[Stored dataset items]
━━━━━━

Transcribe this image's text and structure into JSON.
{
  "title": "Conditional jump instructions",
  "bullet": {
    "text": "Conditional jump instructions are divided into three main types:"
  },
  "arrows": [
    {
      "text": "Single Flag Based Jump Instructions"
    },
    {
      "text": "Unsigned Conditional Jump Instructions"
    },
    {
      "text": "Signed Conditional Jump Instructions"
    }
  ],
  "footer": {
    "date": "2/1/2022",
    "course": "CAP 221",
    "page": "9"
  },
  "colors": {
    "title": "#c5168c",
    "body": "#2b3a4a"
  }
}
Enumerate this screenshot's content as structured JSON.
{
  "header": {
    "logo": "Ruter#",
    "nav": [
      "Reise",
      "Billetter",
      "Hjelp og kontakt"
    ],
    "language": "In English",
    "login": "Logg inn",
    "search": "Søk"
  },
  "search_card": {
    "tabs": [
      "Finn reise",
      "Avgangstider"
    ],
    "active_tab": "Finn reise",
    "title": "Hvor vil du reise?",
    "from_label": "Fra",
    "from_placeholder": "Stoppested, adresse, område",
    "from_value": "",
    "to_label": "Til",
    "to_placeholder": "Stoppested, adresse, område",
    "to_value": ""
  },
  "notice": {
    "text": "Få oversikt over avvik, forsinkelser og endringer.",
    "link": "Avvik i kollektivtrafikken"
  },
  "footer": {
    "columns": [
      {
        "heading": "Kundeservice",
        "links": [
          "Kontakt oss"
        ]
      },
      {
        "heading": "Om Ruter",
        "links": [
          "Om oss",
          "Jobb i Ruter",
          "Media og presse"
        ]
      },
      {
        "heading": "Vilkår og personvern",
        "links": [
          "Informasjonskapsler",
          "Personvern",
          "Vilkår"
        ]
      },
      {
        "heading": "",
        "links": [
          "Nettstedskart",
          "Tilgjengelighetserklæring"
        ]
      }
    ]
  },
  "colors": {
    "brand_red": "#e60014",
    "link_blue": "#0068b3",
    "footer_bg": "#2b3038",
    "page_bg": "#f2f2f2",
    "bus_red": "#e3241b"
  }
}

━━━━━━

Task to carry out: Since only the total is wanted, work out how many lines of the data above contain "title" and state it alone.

Exercise output: 3